> [The input]
^^^^

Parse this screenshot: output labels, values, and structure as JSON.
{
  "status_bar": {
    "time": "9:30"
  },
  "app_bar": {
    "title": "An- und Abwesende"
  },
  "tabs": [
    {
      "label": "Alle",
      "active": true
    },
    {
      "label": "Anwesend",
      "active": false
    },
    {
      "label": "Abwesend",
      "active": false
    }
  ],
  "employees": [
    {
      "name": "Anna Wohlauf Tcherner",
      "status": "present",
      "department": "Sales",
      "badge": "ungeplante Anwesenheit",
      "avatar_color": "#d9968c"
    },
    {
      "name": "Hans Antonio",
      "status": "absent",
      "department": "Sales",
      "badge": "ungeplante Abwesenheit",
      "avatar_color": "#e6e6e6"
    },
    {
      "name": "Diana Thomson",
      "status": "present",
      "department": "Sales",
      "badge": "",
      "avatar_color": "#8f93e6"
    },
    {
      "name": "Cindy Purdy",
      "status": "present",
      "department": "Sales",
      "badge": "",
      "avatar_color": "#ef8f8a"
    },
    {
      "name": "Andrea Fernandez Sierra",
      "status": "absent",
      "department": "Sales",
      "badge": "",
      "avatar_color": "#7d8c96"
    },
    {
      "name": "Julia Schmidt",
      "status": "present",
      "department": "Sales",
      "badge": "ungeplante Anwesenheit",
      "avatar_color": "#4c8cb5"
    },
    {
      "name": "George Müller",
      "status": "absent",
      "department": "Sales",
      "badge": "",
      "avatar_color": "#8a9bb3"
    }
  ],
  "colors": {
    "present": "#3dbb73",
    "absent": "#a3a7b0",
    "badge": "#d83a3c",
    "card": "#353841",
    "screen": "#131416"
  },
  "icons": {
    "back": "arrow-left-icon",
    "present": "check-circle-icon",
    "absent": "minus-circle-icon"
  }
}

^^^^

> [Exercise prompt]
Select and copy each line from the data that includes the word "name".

> [Result of this task]
      "name": "Anna Wohlauf Tcherner",
      "name": "Hans Antonio",
      "name": "Diana Thomson",
      "name": "Cindy Purdy",
      "name": "Andrea Fernandez Sierra",
      "name": "Julia Schmidt",
      "name": "George Müller",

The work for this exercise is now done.